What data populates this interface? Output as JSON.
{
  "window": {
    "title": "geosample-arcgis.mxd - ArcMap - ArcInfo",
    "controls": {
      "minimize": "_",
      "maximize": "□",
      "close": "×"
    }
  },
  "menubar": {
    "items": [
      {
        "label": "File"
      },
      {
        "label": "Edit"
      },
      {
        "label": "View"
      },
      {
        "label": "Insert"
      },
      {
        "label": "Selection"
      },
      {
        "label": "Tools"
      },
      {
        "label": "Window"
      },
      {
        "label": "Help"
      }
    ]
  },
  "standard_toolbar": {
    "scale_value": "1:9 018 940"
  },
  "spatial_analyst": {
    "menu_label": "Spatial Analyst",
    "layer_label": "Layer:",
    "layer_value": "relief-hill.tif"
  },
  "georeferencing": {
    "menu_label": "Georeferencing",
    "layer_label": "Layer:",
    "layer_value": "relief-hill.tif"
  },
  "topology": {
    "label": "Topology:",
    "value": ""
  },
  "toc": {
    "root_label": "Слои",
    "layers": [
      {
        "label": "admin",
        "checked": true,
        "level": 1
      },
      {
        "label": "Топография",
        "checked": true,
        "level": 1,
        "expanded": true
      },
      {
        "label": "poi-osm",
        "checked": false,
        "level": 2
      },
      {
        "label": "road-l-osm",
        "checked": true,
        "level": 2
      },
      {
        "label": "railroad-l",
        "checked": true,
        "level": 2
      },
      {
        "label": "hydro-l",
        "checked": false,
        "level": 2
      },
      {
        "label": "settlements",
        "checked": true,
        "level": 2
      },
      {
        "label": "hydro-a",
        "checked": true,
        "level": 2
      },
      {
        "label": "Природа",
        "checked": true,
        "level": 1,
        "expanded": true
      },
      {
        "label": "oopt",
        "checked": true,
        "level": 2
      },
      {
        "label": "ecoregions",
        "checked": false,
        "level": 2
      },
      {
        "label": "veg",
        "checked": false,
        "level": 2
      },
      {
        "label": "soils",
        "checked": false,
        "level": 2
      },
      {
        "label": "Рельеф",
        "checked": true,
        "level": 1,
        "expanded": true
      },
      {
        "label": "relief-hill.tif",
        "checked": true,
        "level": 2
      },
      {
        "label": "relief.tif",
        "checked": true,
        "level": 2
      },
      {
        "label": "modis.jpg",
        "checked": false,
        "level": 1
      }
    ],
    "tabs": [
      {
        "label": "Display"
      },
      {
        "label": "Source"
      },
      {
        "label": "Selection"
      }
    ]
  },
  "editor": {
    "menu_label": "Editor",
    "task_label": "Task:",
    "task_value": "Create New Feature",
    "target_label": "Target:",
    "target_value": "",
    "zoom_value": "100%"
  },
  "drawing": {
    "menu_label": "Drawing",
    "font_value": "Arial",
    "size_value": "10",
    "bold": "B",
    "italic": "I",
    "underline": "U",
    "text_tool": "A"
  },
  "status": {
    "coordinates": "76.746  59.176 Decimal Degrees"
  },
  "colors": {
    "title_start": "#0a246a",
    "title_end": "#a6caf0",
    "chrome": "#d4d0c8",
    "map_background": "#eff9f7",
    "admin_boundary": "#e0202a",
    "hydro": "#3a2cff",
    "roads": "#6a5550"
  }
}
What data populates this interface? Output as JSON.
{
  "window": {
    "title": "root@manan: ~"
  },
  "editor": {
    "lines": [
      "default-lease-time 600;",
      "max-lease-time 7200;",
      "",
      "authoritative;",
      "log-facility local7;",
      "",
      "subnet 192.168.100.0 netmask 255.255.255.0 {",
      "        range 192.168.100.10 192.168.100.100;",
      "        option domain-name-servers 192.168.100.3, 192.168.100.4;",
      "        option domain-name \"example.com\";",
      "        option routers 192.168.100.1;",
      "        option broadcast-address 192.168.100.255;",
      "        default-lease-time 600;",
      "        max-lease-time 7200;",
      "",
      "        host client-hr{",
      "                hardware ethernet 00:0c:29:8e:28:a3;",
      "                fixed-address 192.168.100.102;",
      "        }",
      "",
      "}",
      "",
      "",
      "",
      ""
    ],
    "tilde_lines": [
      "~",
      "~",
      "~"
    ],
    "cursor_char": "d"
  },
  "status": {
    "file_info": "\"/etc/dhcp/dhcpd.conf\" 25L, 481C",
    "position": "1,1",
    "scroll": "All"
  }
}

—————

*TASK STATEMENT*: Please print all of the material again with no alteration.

*EXERCISE OUTPUT*:
What data populates this interface? Output as JSON.
{
  "window": {
    "title": "geosample-arcgis.mxd - ArcMap - ArcInfo",
    "controls": {
      "minimize": "_",
      "maximize": "□",
      "close": "×"
    }
  },
  "menubar": {
    "items": [
      {
        "label": "File"
      },
      {
        "label": "Edit"
      },
      {
        "label": "View"
      },
      {
        "label": "Insert"
      },
      {
        "label": "Selection"
      },
      {
        "label": "Tools"
      },
      {
        "label": "Window"
      },
      {
        "label": "Help"
      }
    ]
  },
  "standard_toolbar": {
    "scale_value": "1:9 018 940"
  },
  "spatial_analyst": {
    "menu_label": "Spatial Analyst",
    "layer_label": "Layer:",
    "layer_value": "relief-hill.tif"
  },
  "georeferencing": {
    "menu_label": "Georeferencing",
    "layer_label": "Layer:",
    "layer_value": "relief-hill.tif"
  },
  "topology": {
    "label": "Topology:",
    "value": ""
  },
  "toc": {
    "root_label": "Слои",
    "layers": [
      {
        "label": "admin",
        "checked": true,
        "level": 1
      },
      {
        "label": "Топография",
        "checked": true,
        "level": 1,
        "expanded": true
      },
      {
        "label": "poi-osm",
        "checked": false,
        "level": 2
      },
      {
        "label": "road-l-osm",
        "checked": true,
        "level": 2
      },
      {
        "label": "railroad-l",
        "checked": true,
        "level": 2
      },
      {
        "label": "hydro-l",
        "checked": false,
        "level": 2
      },
      {
        "label": "settlements",
        "checked": true,
        "level": 2
      },
      {
        "label": "hydro-a",
        "checked": true,
        "level": 2
      },
      {
        "label": "Природа",
        "checked": true,
        "level": 1,
        "expanded": true
      },
      {
        "label": "oopt",
        "checked": true,
        "level": 2
      },
      {
        "label": "ecoregions",
        "checked": false,
        "level": 2
      },
      {
        "label": "veg",
        "checked": false,
        "level": 2
      },
      {
        "label": "soils",
        "checked": false,
        "level": 2
      },
      {
        "label": "Рельеф",
        "checked": true,
        "level": 1,
        "expanded": true
      },
      {
        "label": "relief-hill.tif",
        "checked": true,
        "level": 2
      },
      {
        "label": "relief.tif",
        "checked": true,
        "level": 2
      },
      {
        "label": "modis.jpg",
        "checked": false,
        "level": 1
      }
    ],
    "tabs": [
      {
        "label": "Display"
      },
      {
        "label": "Source"
      },
      {
        "label": "Selection"
      }
    ]
  },
  "editor": {
    "menu_label": "Editor",
    "task_label": "Task:",
    "task_value": "Create New Feature",
    "target_label": "Target:",
    "target_value": "",
    "zoom_value": "100%"
  },
  "drawing": {
    "menu_label": "Drawing",
    "font_value": "Arial",
    "size_value": "10",
    "bold": "B",
    "italic": "I",
    "underline": "U",
    "text_tool": "A"
  },
  "status": {
    "coordinates": "76.746  59.176 Decimal Degrees"
  },
  "colors": {
    "title_start": "#0a246a",
    "title_end": "#a6caf0",
    "chrome": "#d4d0c8",
    "map_background": "#eff9f7",
    "admin_boundary": "#e0202a",
    "hydro": "#3a2cff",
    "roads": "#6a5550"
  }
}
What data populates this interface? Output as JSON.
{
  "window": {
    "title": "root@manan: ~"
  },
  "editor": {
    "lines": [
      "default-lease-time 600;",
      "max-lease-time 7200;",
      "",
      "authoritative;",
      "log-facility local7;",
      "",
      "subnet 192.168.100.0 netmask 255.255.255.0 {",
      "        range 192.168.100.10 192.168.100.100;",
      "        option domain-name-servers 192.168.100.3, 192.168.100.4;",
      "        option domain-name \"example.com\";",
      "        option routers 192.168.100.1;",
      "        option broadcast-address 192.168.100.255;",
      "        default-lease-time 600;",
      "        max-lease-time 7200;",
      "",
      "        host client-hr{",
      "                hardware ethernet 00:0c:29:8e:28:a3;",
      "                fixed-address 192.168.100.102;",
      "        }",
      "",
      "}",
      "",
      "",
      "",
      ""
    ],
    "tilde_lines": [
      "~",
      "~",
      "~"
    ],
    "cursor_char": "d"
  },
  "status": {
    "file_info": "\"/etc/dhcp/dhcpd.conf\" 25L, 481C",
    "position": "1,1",
    "scroll": "All"
  }
}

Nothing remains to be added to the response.